40K is, in many ways, a broken game.  I find it fun and entertaining, absolutely love the models, and really enjoy playing it if I get the chance with friends or at the Overlords gaming club.  It’s still pretty flawed though!  It relies on a point system to match up armies as standard, and the point system is a nonsense, really.  If I pick 1500pts of close combat Tyranids, and my opponent picks three flying heldrakes with flame weaponry for anti-infantry work in their army, the two lists are not equivalent.  I can’t hurt some of his troops at all!  1500pts will not give an equal match against 1500pts, unless both lists are pretty much identical.  Some armies, particularly marines, end up with identical units costing different amounts.  There’s an argument that the synergies within an army are taken into account when costing individual units to explain this, but a large part of this is down to the lists simply favouring newer models so GW can sell more!  Its solid business practise, even if it doesn’t help the game in the longer term.

Now, for a friendly game down the club (or in my case, with Leonidas or Saint Aidan), thats not a problem.  You can take that into account and work out good match ups, or build custom scenarios that are supposed to be unbalanced (like a small force of marines holding a pass against a Nid horde, which was fun after watching 300!).  But competitively, that can’t work particularly well.  If someones out to win, they won’t give up an advantage to make it a more fun game.  One problem is that all it takes is one person in a group being a little more competitive, buying the latest models for advantage rather than just liking them, and you end up with anyone who plays him losing … unless they buy the latest models and work out a competitive list too!

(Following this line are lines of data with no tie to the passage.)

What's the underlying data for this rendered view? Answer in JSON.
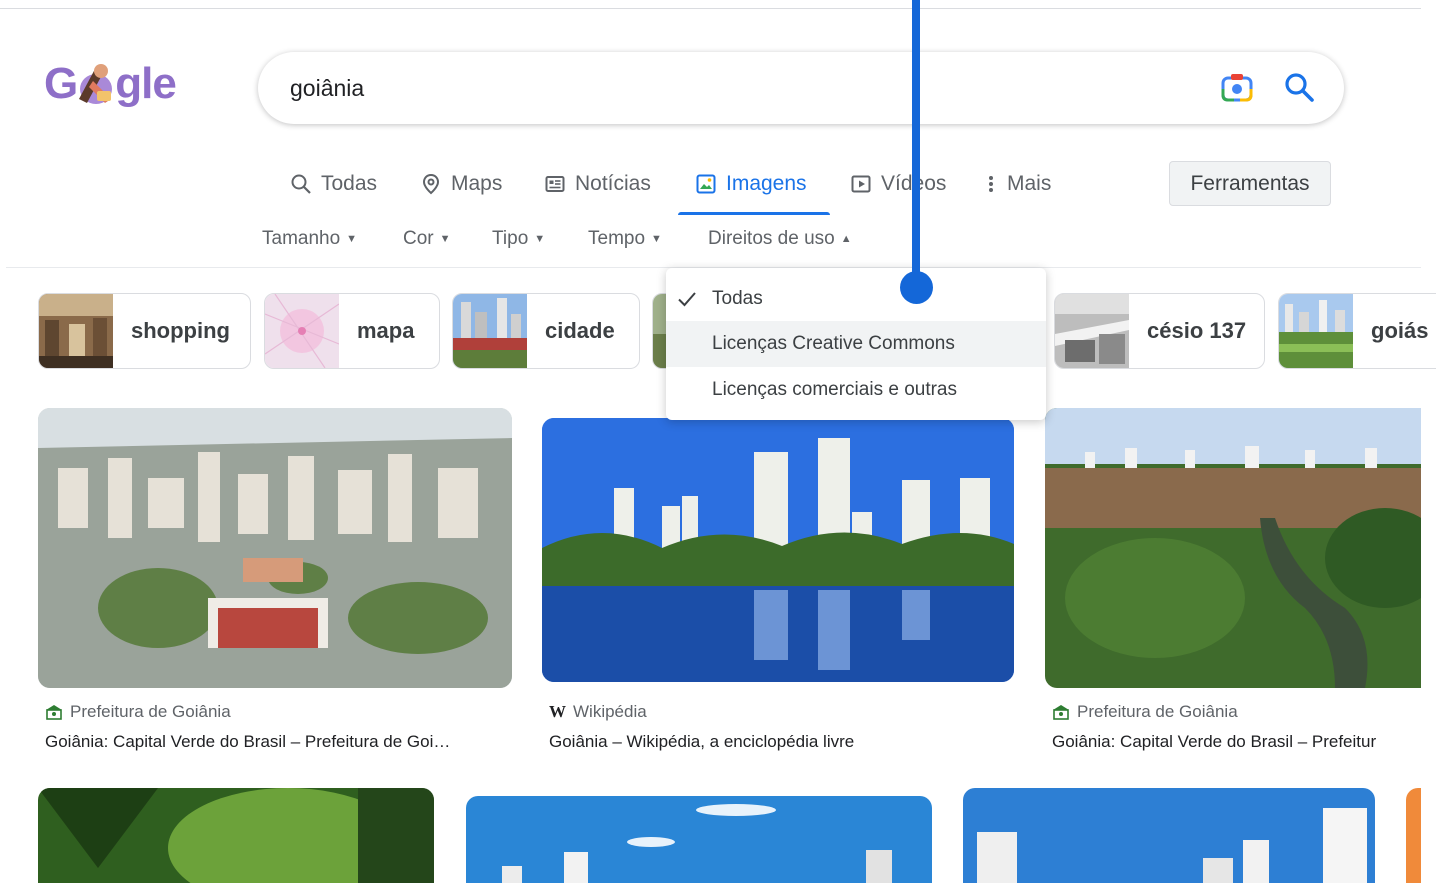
{
  "logo": {
    "text_left": "G",
    "text_right": "gle"
  },
  "search": {
    "query": "goiânia"
  },
  "tabs": [
    {
      "label": "Todas",
      "icon": "search-icon"
    },
    {
      "label": "Maps",
      "icon": "map-pin-icon"
    },
    {
      "label": "Notícias",
      "icon": "news-icon"
    },
    {
      "label": "Imagens",
      "icon": "image-icon",
      "active": true
    },
    {
      "label": "Vídeos",
      "icon": "play-icon"
    },
    {
      "label": "Mais",
      "icon": "more-vert-icon"
    }
  ],
  "tools_button": "Ferramentas",
  "filters": [
    {
      "label": "Tamanho",
      "caret": "▼"
    },
    {
      "label": "Cor",
      "caret": "▼"
    },
    {
      "label": "Tipo",
      "caret": "▼"
    },
    {
      "label": "Tempo",
      "caret": "▼"
    },
    {
      "label": "Direitos de uso",
      "caret": "▲"
    }
  ],
  "usage_rights_menu": {
    "items": [
      {
        "label": "Todas",
        "checked": true
      },
      {
        "label": "Licenças Creative Commons",
        "highlighted": true
      },
      {
        "label": "Licenças comerciais e outras"
      }
    ]
  },
  "chips": [
    {
      "label": "shopping"
    },
    {
      "label": "mapa"
    },
    {
      "label": "cidade"
    },
    {
      "label": "césio 137"
    },
    {
      "label": "goiás"
    }
  ],
  "results": [
    {
      "source": "Prefeitura de Goiânia",
      "title": "Goiânia: Capital Verde do Brasil – Prefeitura de Goi…"
    },
    {
      "source": "Wikipédia",
      "title": "Goiânia – Wikipédia, a enciclopédia livre"
    },
    {
      "source": "Prefeitura de Goiânia",
      "title": "Goiânia: Capital Verde do Brasil – Prefeitur"
    }
  ],
  "colors": {
    "accent": "#1a73e8",
    "pointer": "#1467d8",
    "logo": "#8e6fc8"
  }
}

Its not even as cut and dried as that – as an example, Saint Aidan loves heldrakes.  Not for advantage – he loves the model, loves assembling them, loves it soaring over the battlefield.  I don’t have flyers – so I’m playing at a bit of a disadvantage.  Asking him not to use his favourite models is taking the fun out of the game for him!

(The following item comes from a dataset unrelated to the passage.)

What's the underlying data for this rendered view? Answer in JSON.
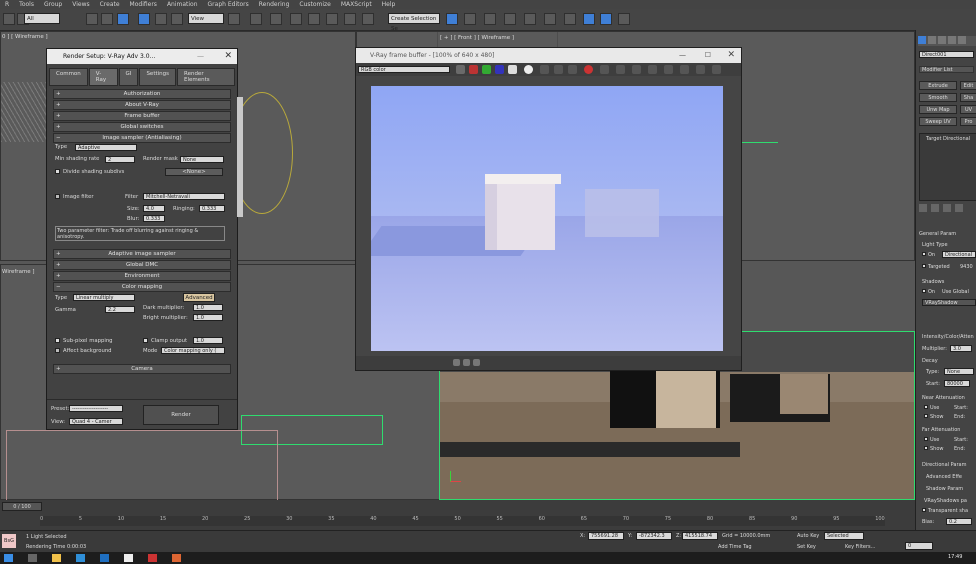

Some people start to get a bit confused here, talking about fluffy lists, and competitive lists, and how you can have fluffy competitive lists.  A fluffy list, to me, is simply one that follows the rich background that surrounds 40K.  Its a list where an Imperial Fist force is geared towards a siege assault, or an Iyanden force is largely made of ghost warriors, or a Farsight Enclave force that doesn’t include ethereals and limited tanks.   Of course that can be competitive – it often isn’t.     I don’t really care about the fluff in this analysis (I love the fluff in 40K, don’t get me wrong – its the main reason I read so much Black Library and stick with the game!) – I’m just looking at the difference between those who have to create competitive lists, optimising their armies effectiveness, and those who play for fun, with models they particularly like or lists based purely on the background rather than worrying about effectiveness.

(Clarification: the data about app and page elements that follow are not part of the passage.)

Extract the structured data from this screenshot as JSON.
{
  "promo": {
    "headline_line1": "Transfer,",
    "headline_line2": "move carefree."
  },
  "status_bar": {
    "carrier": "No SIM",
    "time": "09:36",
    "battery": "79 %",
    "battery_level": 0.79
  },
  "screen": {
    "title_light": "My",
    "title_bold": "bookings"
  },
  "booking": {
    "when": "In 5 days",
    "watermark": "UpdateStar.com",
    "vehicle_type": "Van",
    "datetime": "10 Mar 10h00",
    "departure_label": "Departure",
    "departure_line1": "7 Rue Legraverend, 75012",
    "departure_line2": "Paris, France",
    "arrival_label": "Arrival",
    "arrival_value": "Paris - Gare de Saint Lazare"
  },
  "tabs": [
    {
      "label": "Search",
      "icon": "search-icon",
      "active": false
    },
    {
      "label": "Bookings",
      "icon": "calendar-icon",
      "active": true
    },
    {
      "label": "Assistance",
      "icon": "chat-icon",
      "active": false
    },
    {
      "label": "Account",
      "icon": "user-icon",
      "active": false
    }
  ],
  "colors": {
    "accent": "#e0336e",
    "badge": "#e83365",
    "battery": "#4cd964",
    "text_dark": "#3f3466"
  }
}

Essentially, unless we’re willing to rewrite chunks of the game through custom scenarios, house rules, or are pretty relaxed about losing regularly, the very game system forces us toward newer models and a competitive nature – and most people hate to lose ALL the time.

If the question means why do we play GW at a tournament level, well, I don’t, really!  But I understand why people would – if you are competitive, it gives you an opportunity to show how good you are.  If you aren’t, its an opportunity to meet other gamers, show off your models and painting, and have a fun, hobby based day out.  Either way, you probably don’t want to spend the entire day being thrashed, so a reasonably competitive list is pretty much going to be needed.

Is a little competition bad?  Not if it forces us to excel.  I’m lucky that I can just enjoy my gaming with the models I have .  I don’t think I’d like to play with someone who feels that the real fun is the win, not the game.  Still, without fixing a very broken points system for match ups – Warhammer is never going to be a good vehicle for genuine fair competition.  Fun, yes, but all a competition will show is an element of guessing from rock, paper, scissors style armies (and unit types), and a fair chunk of money to field the latest models, with some tactical skill to use them.  It won’t show the better general.